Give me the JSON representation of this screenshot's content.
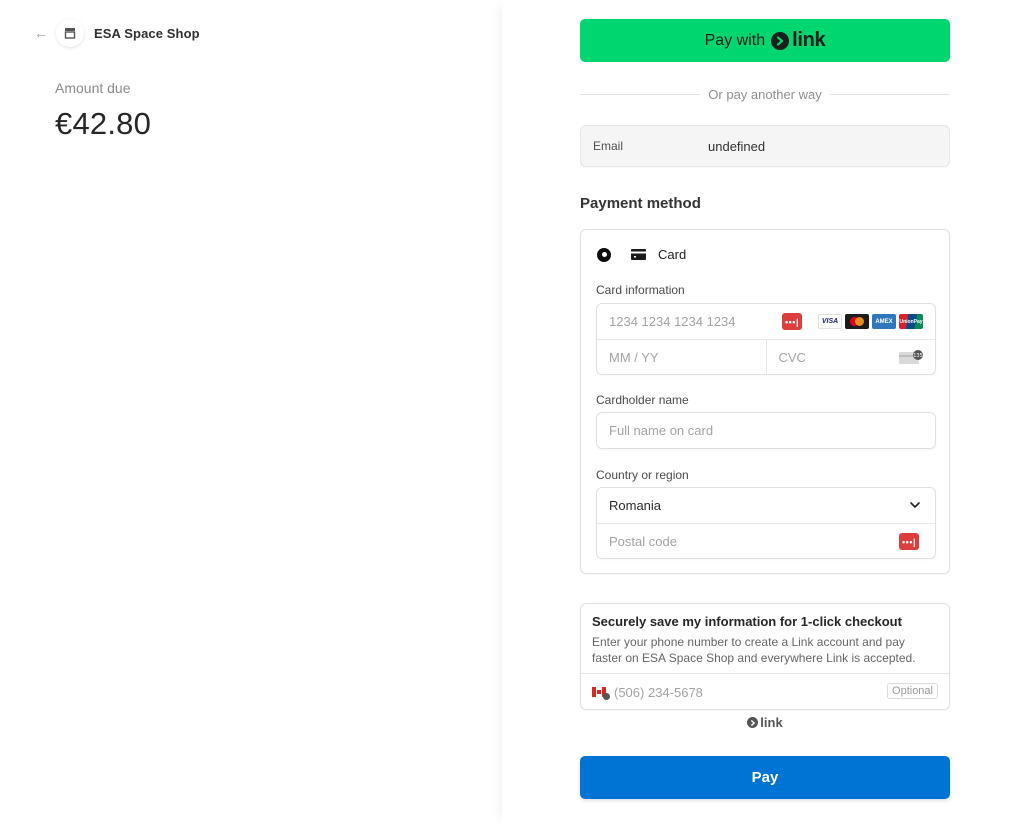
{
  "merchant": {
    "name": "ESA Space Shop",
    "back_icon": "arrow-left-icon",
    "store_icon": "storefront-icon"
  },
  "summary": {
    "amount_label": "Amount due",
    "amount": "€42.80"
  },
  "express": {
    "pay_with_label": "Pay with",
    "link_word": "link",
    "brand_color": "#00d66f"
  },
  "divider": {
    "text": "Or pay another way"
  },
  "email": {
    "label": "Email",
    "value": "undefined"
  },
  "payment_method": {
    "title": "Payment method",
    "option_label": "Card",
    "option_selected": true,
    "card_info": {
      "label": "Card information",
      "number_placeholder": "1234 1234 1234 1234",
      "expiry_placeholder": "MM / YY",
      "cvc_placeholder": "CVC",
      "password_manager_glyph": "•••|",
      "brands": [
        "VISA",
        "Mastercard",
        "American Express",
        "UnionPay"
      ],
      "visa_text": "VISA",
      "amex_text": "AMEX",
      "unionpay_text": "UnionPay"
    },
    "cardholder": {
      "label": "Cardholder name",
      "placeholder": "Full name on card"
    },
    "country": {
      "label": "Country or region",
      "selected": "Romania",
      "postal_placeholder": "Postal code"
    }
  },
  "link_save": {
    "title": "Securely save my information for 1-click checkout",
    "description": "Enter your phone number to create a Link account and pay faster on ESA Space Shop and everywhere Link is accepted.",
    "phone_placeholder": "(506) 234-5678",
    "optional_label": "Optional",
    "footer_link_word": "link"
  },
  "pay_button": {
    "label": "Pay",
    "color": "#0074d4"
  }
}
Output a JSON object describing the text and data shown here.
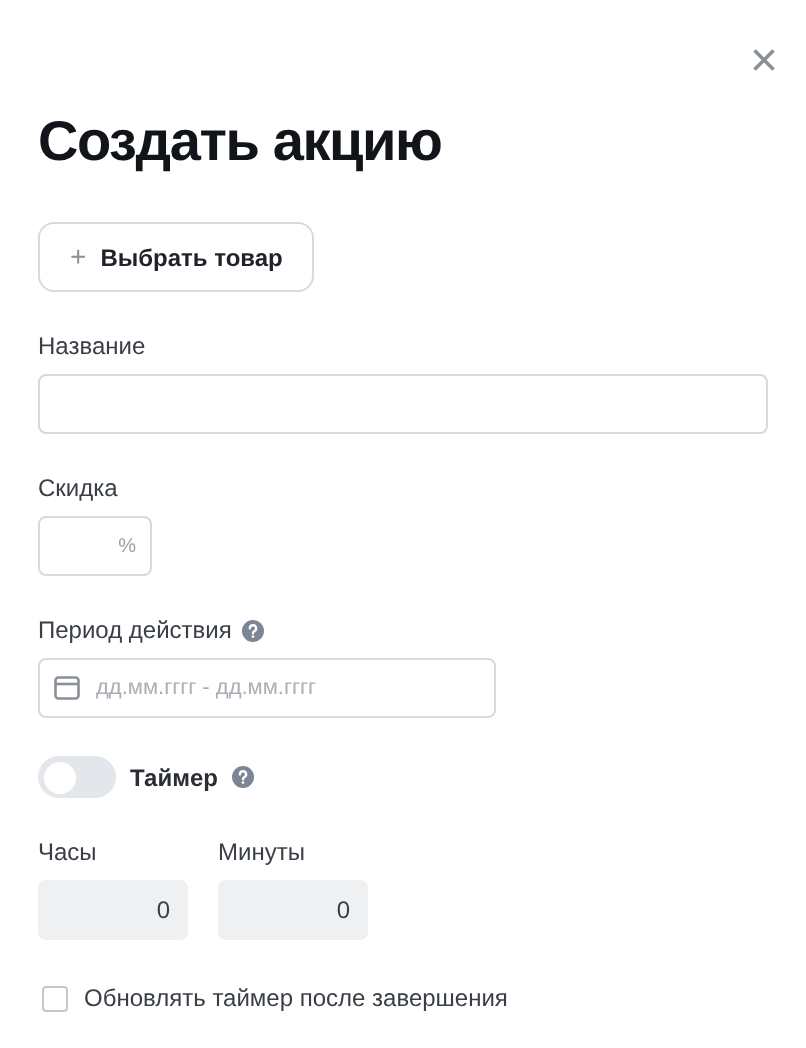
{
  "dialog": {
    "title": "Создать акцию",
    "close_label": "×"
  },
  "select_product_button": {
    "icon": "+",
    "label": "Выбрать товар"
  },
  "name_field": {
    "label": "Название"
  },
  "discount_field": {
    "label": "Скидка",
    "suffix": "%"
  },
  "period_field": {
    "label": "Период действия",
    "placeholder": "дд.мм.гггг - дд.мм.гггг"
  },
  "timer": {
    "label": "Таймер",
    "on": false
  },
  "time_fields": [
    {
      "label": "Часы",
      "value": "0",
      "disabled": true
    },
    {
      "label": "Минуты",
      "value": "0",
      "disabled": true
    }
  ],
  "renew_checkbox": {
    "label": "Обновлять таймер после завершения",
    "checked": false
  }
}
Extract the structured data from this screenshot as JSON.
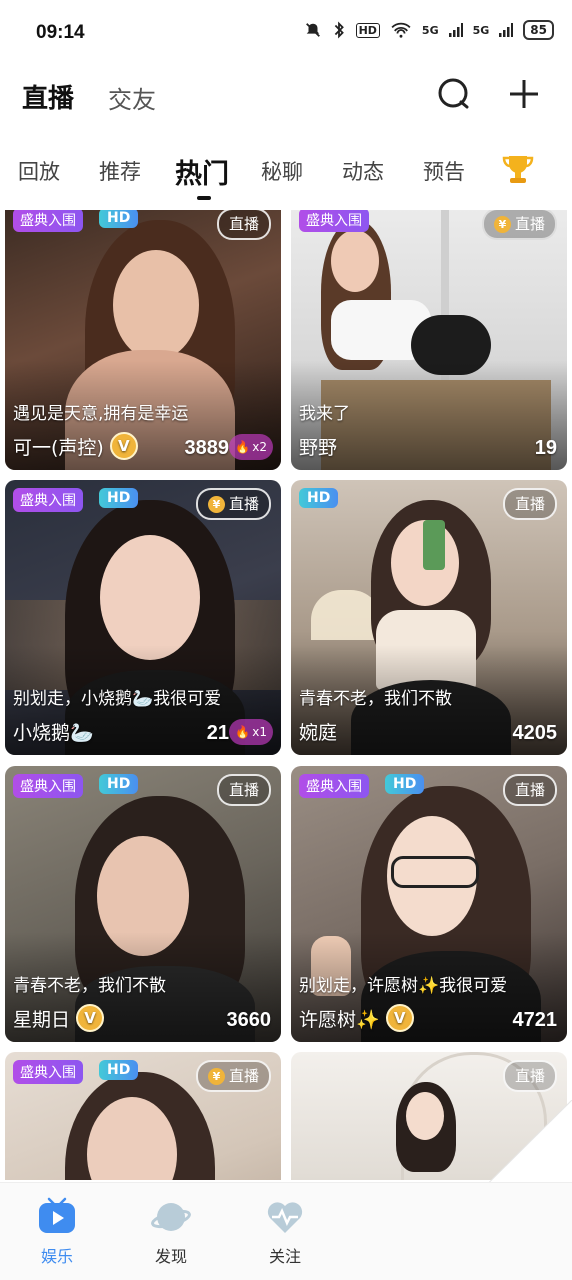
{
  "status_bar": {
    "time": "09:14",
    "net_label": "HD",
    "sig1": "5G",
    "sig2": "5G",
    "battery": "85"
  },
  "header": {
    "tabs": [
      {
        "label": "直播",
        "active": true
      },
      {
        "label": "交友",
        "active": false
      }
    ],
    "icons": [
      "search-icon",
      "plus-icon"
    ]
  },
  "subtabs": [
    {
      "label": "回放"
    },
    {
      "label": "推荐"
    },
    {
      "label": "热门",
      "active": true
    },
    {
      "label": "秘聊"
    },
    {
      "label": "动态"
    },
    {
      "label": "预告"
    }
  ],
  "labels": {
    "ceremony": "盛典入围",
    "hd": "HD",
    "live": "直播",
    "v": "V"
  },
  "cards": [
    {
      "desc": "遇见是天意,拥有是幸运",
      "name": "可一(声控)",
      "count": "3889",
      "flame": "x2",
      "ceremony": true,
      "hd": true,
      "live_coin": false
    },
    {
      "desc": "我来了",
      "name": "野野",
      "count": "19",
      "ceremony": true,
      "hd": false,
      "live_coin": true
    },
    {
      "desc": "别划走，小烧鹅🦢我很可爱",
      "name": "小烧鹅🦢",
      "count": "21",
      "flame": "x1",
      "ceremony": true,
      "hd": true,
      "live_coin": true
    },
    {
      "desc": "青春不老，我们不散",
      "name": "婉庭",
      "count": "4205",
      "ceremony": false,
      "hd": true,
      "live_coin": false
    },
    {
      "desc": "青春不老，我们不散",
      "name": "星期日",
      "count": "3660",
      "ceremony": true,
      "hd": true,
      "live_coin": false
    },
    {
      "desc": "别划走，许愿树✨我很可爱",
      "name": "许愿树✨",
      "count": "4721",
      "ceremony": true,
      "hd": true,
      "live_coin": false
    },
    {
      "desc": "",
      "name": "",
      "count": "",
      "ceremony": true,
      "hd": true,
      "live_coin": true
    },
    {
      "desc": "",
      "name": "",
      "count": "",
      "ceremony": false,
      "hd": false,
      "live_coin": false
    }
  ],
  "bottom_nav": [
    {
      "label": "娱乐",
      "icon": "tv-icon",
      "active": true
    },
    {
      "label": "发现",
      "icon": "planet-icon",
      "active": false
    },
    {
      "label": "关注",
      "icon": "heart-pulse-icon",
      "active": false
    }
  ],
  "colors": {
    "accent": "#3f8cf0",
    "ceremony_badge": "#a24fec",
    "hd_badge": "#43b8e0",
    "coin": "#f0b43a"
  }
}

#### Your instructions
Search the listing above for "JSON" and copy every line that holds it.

#### Response to this task
Give me the JSON representation of this screenshot's content.
Output a JSON object describing the text and data shown here.
Extract the structured data from this screenshot as JSON.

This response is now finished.